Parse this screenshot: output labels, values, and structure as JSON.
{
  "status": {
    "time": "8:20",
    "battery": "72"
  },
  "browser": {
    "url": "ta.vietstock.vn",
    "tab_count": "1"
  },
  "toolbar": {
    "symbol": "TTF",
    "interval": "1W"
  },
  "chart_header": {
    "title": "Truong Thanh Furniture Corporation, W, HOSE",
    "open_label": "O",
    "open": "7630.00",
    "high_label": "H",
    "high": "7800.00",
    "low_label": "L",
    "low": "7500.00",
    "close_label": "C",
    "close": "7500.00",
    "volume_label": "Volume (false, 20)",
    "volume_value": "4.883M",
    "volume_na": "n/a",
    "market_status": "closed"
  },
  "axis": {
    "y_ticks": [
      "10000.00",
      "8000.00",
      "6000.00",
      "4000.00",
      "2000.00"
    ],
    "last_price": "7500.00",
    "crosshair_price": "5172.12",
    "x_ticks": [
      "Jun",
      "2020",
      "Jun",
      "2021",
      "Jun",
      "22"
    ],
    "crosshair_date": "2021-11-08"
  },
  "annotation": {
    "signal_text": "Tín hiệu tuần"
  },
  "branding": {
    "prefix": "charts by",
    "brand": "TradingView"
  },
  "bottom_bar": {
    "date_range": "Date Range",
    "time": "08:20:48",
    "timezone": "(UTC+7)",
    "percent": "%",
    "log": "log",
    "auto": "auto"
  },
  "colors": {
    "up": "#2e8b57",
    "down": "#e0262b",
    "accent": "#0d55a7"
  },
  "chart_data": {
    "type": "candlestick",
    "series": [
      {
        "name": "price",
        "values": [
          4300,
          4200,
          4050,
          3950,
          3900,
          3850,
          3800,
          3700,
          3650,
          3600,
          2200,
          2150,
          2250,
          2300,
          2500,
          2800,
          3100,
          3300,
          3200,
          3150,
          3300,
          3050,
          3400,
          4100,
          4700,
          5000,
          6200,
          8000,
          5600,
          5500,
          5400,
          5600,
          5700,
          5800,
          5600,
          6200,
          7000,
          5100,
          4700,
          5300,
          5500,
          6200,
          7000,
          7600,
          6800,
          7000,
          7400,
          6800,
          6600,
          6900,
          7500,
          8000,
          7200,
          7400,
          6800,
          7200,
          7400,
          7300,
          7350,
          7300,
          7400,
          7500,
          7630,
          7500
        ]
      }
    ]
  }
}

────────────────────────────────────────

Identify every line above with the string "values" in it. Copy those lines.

◆ **TASK RESPONSE**:
Parse this screenshot: output labels, values, and structure as JSON.
        "values": [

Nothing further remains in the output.